To say I have a complicated relationship with religion would be an understatement. I moved from my native St. Paul to Wichita, Kansas when I was nine years old. Along with adjusting to new friends, weather, and phone numbers, I made the switch from public to private school. Not just any private school, either — I had entered the fourth grade at a Bible Belt Catholic school. I now had to wear uniforms, take religion class, and attend Mass with my homeroom several times a week.
It was here where I first learned of the concept of “pro-life.” Surely, my teachers told us, you don’t want an innocent baby to die. They constantly invited us to rallies and protesting at the local Planned Parenthood. Looking back, it is obvious that the organizers wanted young children there as props to evoke guilt from women who were likely already in distress. I never participated, though — even at nine years old, I could sense that something was off.

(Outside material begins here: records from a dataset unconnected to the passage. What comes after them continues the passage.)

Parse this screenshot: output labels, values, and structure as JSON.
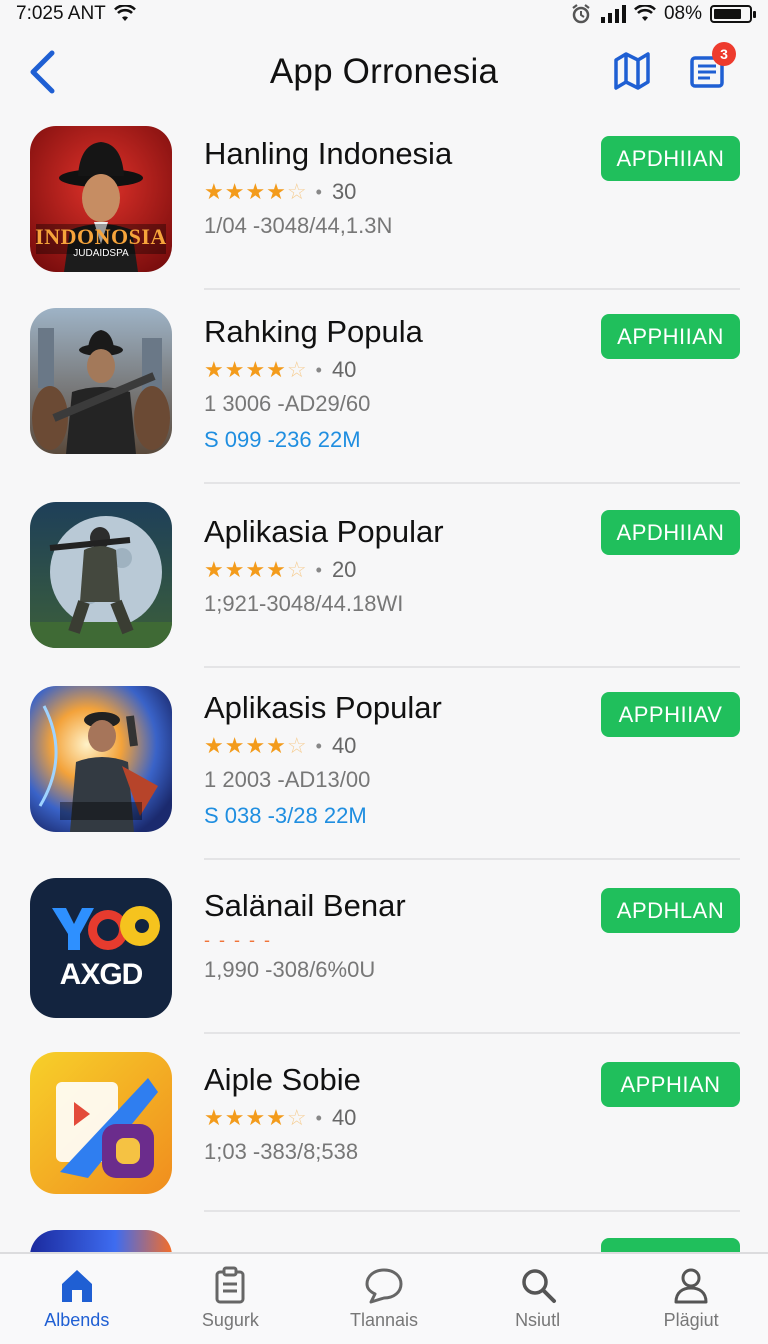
{
  "status_bar": {
    "time": "7:025 ANT",
    "battery": "08%"
  },
  "header": {
    "title": "App Orronesia",
    "notification_count": "3"
  },
  "apps": [
    {
      "name": "Hanling Indonesia",
      "rating": "30",
      "meta": "1/04 -3048/44,1.3N",
      "price": "",
      "button": "APDHIIAN",
      "icon": "indonesia-hat-man-icon",
      "icon_text": "INDONOSIA",
      "icon_subtext": "JUDAIDSPA"
    },
    {
      "name": "Rahking Popula",
      "rating": "40",
      "meta": "1 3006 -AD29/60",
      "price": "S 099 -236 22M",
      "button": "APPHIIAN",
      "icon": "soldier-rifle-icon"
    },
    {
      "name": "Aplikasia Popular",
      "rating": "20",
      "meta": "1;921-3048/44.18WI",
      "price": "",
      "button": "APDHIIAN",
      "icon": "soldier-moon-icon"
    },
    {
      "name": "Aplikasis Popular",
      "rating": "40",
      "meta": "1 2003 -AD13/00",
      "price": "S 038 -3/28 22M",
      "button": "APPHIIAV",
      "icon": "hero-explosion-icon"
    },
    {
      "name": "Salänail Benar",
      "rating": "",
      "meta": "1,990 -308/6%0U",
      "price": "",
      "button": "APDHLAN",
      "icon": "yo-axgd-logo-icon",
      "icon_text": "AXGD",
      "dashes": "- - - - -"
    },
    {
      "name": "Aiple Sobie",
      "rating": "40",
      "meta": "1;03 -383/8;538",
      "price": "",
      "button": "APPHIAN",
      "icon": "colorful-o-logo-icon"
    }
  ],
  "tabs": [
    {
      "label": "Albends",
      "icon": "home-icon",
      "active": true
    },
    {
      "label": "Sugurk",
      "icon": "clipboard-icon",
      "active": false
    },
    {
      "label": "Tlannais",
      "icon": "chat-bubble-icon",
      "active": false
    },
    {
      "label": "Nsiutl",
      "icon": "search-icon",
      "active": false
    },
    {
      "label": "Plägiut",
      "icon": "profile-icon",
      "active": false
    }
  ]
}
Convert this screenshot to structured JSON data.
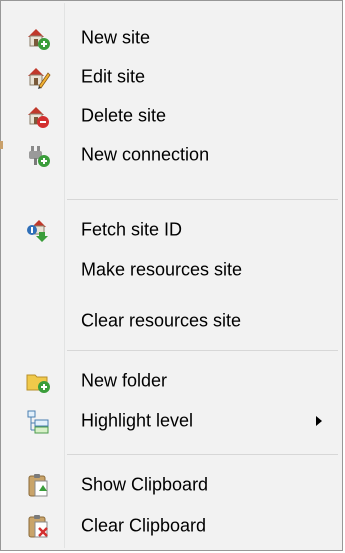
{
  "menu": {
    "items": [
      {
        "label": "New site",
        "icon": "new-site-icon"
      },
      {
        "label": "Edit site",
        "icon": "edit-site-icon"
      },
      {
        "label": "Delete site",
        "icon": "delete-site-icon"
      },
      {
        "label": "New connection",
        "icon": "new-connection-icon"
      },
      {
        "label": "Fetch site ID",
        "icon": "fetch-site-id-icon"
      },
      {
        "label": "Make resources site",
        "icon": ""
      },
      {
        "label": "Clear resources site",
        "icon": ""
      },
      {
        "label": "New folder",
        "icon": "new-folder-icon"
      },
      {
        "label": "Highlight level",
        "icon": "highlight-level-icon",
        "submenu": true
      },
      {
        "label": "Show Clipboard",
        "icon": "show-clipboard-icon"
      },
      {
        "label": "Clear Clipboard",
        "icon": "clear-clipboard-icon"
      }
    ]
  },
  "colors": {
    "menu_background": "#f2f2f2",
    "menu_border": "#979797",
    "separator": "#d7d7d7",
    "house_red": "#c0392b",
    "plus_green": "#3a9d3a",
    "minus_red": "#d32f2f",
    "folder_yellow": "#f0c94a"
  }
}
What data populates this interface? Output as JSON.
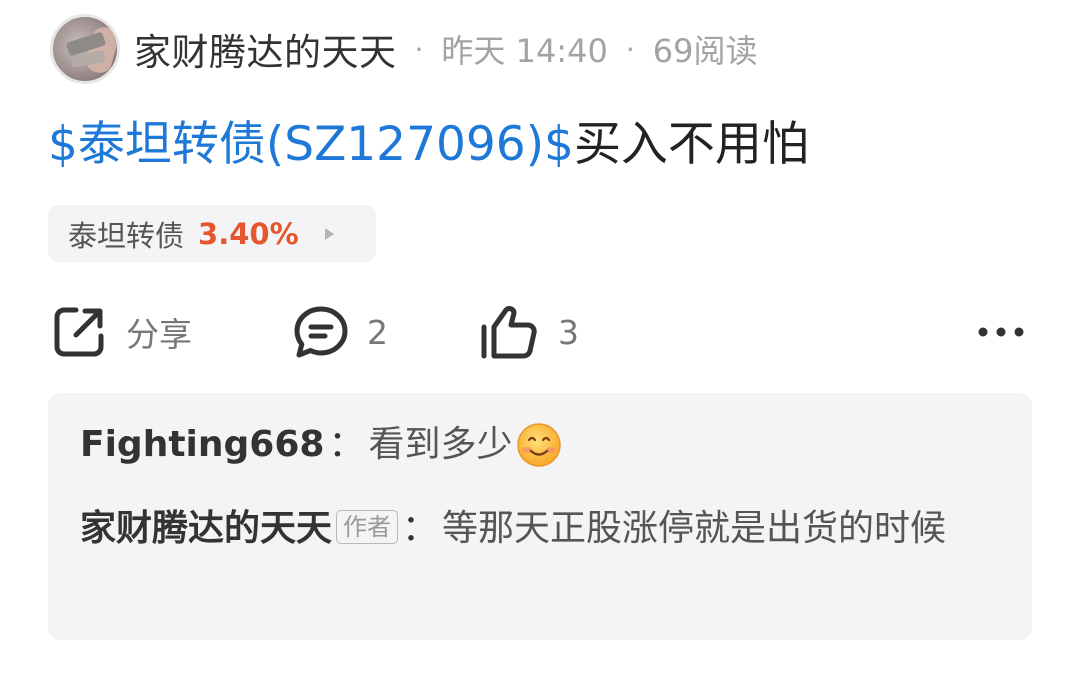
{
  "post": {
    "author": "家财腾达的天天",
    "time": "昨天 14:40",
    "separator": "·",
    "reads": "69阅读",
    "title_stock": "$泰坦转债(SZ127096)$",
    "title_text": "买入不用怕"
  },
  "stock_chip": {
    "name": "泰坦转债",
    "change": "3.40%",
    "change_color": "#e4572e"
  },
  "actions": {
    "share_label": "分享",
    "comment_count": "2",
    "like_count": "3"
  },
  "comments": [
    {
      "user": "Fighting668",
      "colon": "：",
      "text": "看到多少",
      "emoji": "smiling-face-emoji"
    },
    {
      "user": "家财腾达的天天",
      "badge": "作者",
      "colon": "：",
      "text": "等那天正股涨停就是出货的时候"
    }
  ],
  "colors": {
    "link_blue": "#1e78d8",
    "panel_bg": "#f4f4f6"
  },
  "icons": [
    "share-icon",
    "comment-icon",
    "thumbs-up-icon",
    "more-icon",
    "chevron-right-icon"
  ]
}
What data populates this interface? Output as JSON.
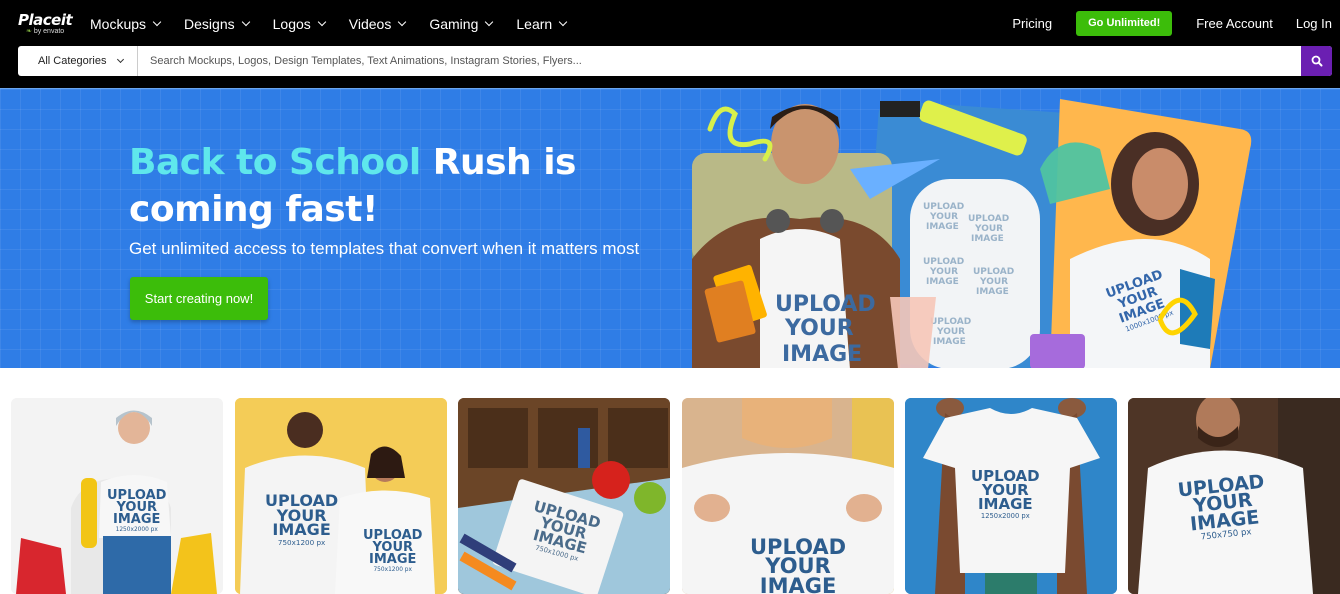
{
  "brand": {
    "name": "Placeit",
    "sub": "by envato"
  },
  "nav": {
    "items": [
      "Mockups",
      "Designs",
      "Logos",
      "Videos",
      "Gaming",
      "Learn"
    ],
    "pricing": "Pricing",
    "go_unlimited": "Go Unlimited!",
    "free_account": "Free Account",
    "login": "Log In"
  },
  "search": {
    "category": "All Categories",
    "placeholder": "Search Mockups, Logos, Design Templates, Text Animations, Instagram Stories, Flyers..."
  },
  "hero": {
    "title_highlight": "Back to School",
    "title_rest": "Rush is coming fast!",
    "subtitle": "Get unlimited access to templates that convert when it matters most",
    "cta": "Start creating now!",
    "art_text": {
      "line1": "UPLOAD",
      "line2": "YOUR",
      "line3": "IMAGE",
      "jacket_size": "1000x1000 px"
    }
  },
  "cards": [
    {
      "line1": "UPLOAD",
      "line2": "YOUR",
      "line3": "IMAGE",
      "size": "1250x2000 px"
    },
    {
      "line1": "UPLOAD",
      "line2": "YOUR",
      "line3": "IMAGE",
      "size": "750x1200 px",
      "size2": "750x1200 px"
    },
    {
      "line1": "UPLOAD",
      "line2": "YOUR",
      "line3": "IMAGE",
      "size": "750x1000 px"
    },
    {
      "line1": "UPLOAD",
      "line2": "YOUR",
      "line3": "IMAGE",
      "size": ""
    },
    {
      "line1": "UPLOAD",
      "line2": "YOUR",
      "line3": "IMAGE",
      "size": "1250x2000 px"
    },
    {
      "line1": "UPLOAD",
      "line2": "YOUR",
      "line3": "IMAGE",
      "size": "750x750 px"
    }
  ],
  "colors": {
    "accent_green": "#3cbd0a",
    "hero_blue": "#2f7de6",
    "highlight_cyan": "#5fe7ec",
    "search_purple": "#6b1fb2"
  }
}
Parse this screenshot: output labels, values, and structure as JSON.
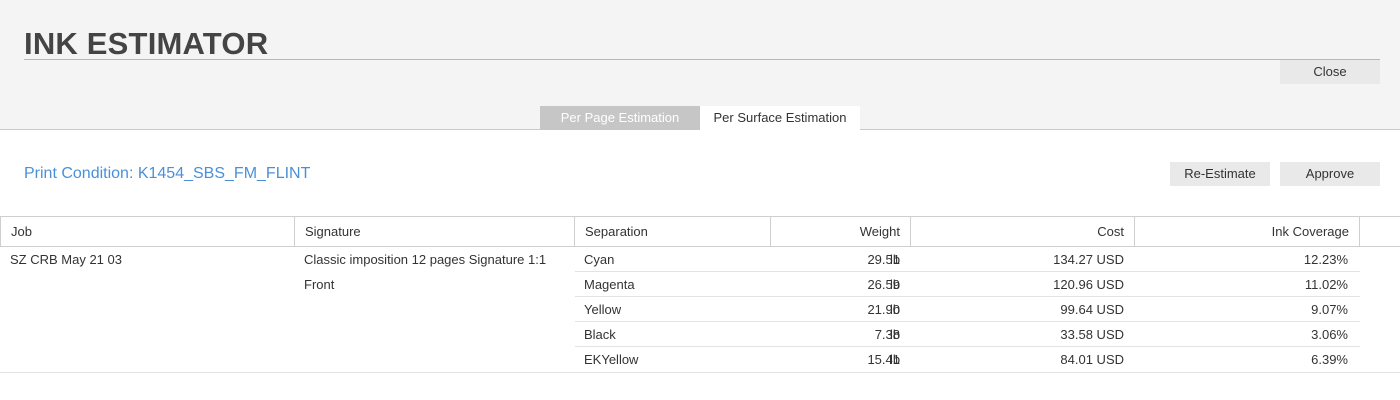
{
  "app": {
    "title": "INK ESTIMATOR",
    "close_label": "Close"
  },
  "tabs": [
    {
      "label": "Per Page Estimation",
      "active": false
    },
    {
      "label": "Per Surface Estimation",
      "active": true
    }
  ],
  "print_condition": "Print Condition: K1454_SBS_FM_FLINT",
  "actions": {
    "reestimate_label": "Re-Estimate",
    "approve_label": "Approve"
  },
  "table": {
    "columns": [
      "Job",
      "Signature",
      "Separation",
      "Weight",
      "Cost",
      "Ink Coverage"
    ],
    "job": "SZ CRB May 21 03",
    "signature": {
      "line1": "Classic imposition 12 pages Signature 1:1",
      "line2": "Front"
    },
    "rows": [
      {
        "separation": "Cyan",
        "weight": "29.51",
        "unit": "lb",
        "cost": "134.27 USD",
        "coverage": "12.23%"
      },
      {
        "separation": "Magenta",
        "weight": "26.59",
        "unit": "lb",
        "cost": "120.96 USD",
        "coverage": "11.02%"
      },
      {
        "separation": "Yellow",
        "weight": "21.90",
        "unit": "lb",
        "cost": "99.64 USD",
        "coverage": "9.07%"
      },
      {
        "separation": "Black",
        "weight": "7.38",
        "unit": "lb",
        "cost": "33.58 USD",
        "coverage": "3.06%"
      },
      {
        "separation": "EKYellow",
        "weight": "15.41",
        "unit": "lb",
        "cost": "84.01 USD",
        "coverage": "6.39%"
      }
    ]
  },
  "colors": {
    "accent": "#4a90d9",
    "header_bg": "#f4f4f4",
    "button_bg": "#e9e9e9",
    "inactive_tab_bg": "#c6c6c6"
  }
}
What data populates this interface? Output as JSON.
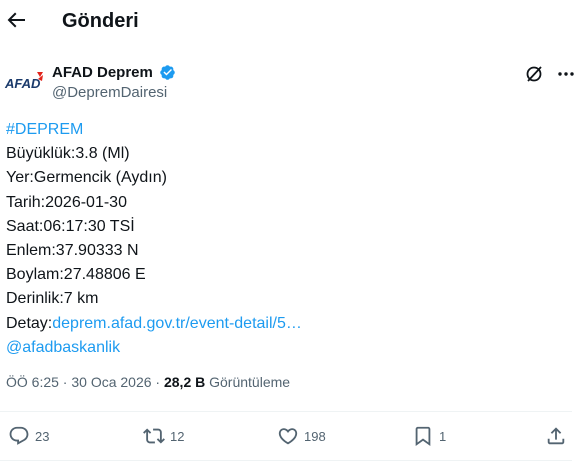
{
  "header": {
    "title": "Gönderi",
    "back_icon": "arrow-left-icon"
  },
  "author": {
    "avatar_text": "AFAD",
    "display_name": "AFAD Deprem",
    "handle": "@DepremDairesi",
    "verified_color": "#1d9bf0"
  },
  "tweet": {
    "hashtag": "#DEPREM",
    "lines": [
      "Büyüklük:3.8 (Ml)",
      "Yer:Germencik (Aydın)",
      "Tarih:2026-01-30",
      "Saat:06:17:30 TSİ",
      "Enlem:37.90333 N",
      "Boylam:27.48806 E",
      "Derinlik:7 km"
    ],
    "detail_label": "Detay:",
    "detail_link": "deprem.afad.gov.tr/event-detail/5…",
    "mention": "@afadbaskanlik"
  },
  "meta": {
    "timestamp": "ÖÖ 6:25 · 30 Oca 2026",
    "separator": " · ",
    "views_count": "28,2 B",
    "views_label": "Görüntüleme"
  },
  "actions": {
    "replies": "23",
    "retweets": "12",
    "likes": "198",
    "bookmarks": "1"
  },
  "colors": {
    "link": "#1d9bf0",
    "text": "#0f1419",
    "secondary": "#536471",
    "brand_red": "#e2231a"
  }
}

Things began to ramp up in high school, where the presence of organizations such as “[Mascot]s for Life” — a club I initially thought was about school spirit — along with the more politicized views of my teachers brought the topic of abortion into the spotlight. Just like when I was younger, I felt something was off — the ideas of improving publicly funded childcare and medical emergencies rarely, if ever, came up in discussion. Instead, we were told the only good birth control is abstinence and anyone who even takes the pill is a morally corrupt person. (Of course, this moral failing would only apply to girls, as the “boys will be boys” attitude dominates these circles.) We were never even given a health class to learn how to be safe during sex or know how our bodies are supposed to function. As much as I loved the “American Girl Care and Keeping of You” book, it could not prepare me for things like premenstural dysphoric disorder — I thought being suicidal for half the month was standard until I went to college. As this lack of education persisted, it rapidly became clear to me that these people were not pro-life — they were pro-controlling women’s bodies.
All of this is to say that when I see Oles for Life tabling, my blood begins to boil. Under the guise of having a harmless discussion, this group’s goal is to make you forget about the hard facts learned in health class — if you had one. The way they prey on those who are already facing a tough decision is nothing less than emotional manipulation. It was reported in the Mess last semester that the organization unethically collects student information and gives it to an outside organization, but I was unsurprised to discover this — a lot of anti-abortion tactics revolve around withholding information in order to create this ‘gotcha’ moment. Every pregnancy has different stories and contexts, and it is extremely dangerous to create blanket bans from both a medical and mental health standpoint.
If I could tell the pro-life movement was shady at age nine, grown adults should be able to recognize the same. It is unconscionable for the members of Oles for Life to continue to spread misinformation and stoke the flames of emotional panic. It is not worth giving your time and effort to debate them. Going up to their table is exactly what they want from you. Instead, make a donation to your local Planned Parenthood or find an abortion fund in an area threatened by the overturning of Roe v Wade.
Grace Quayle is from Wichita, Kans.
Her major is English.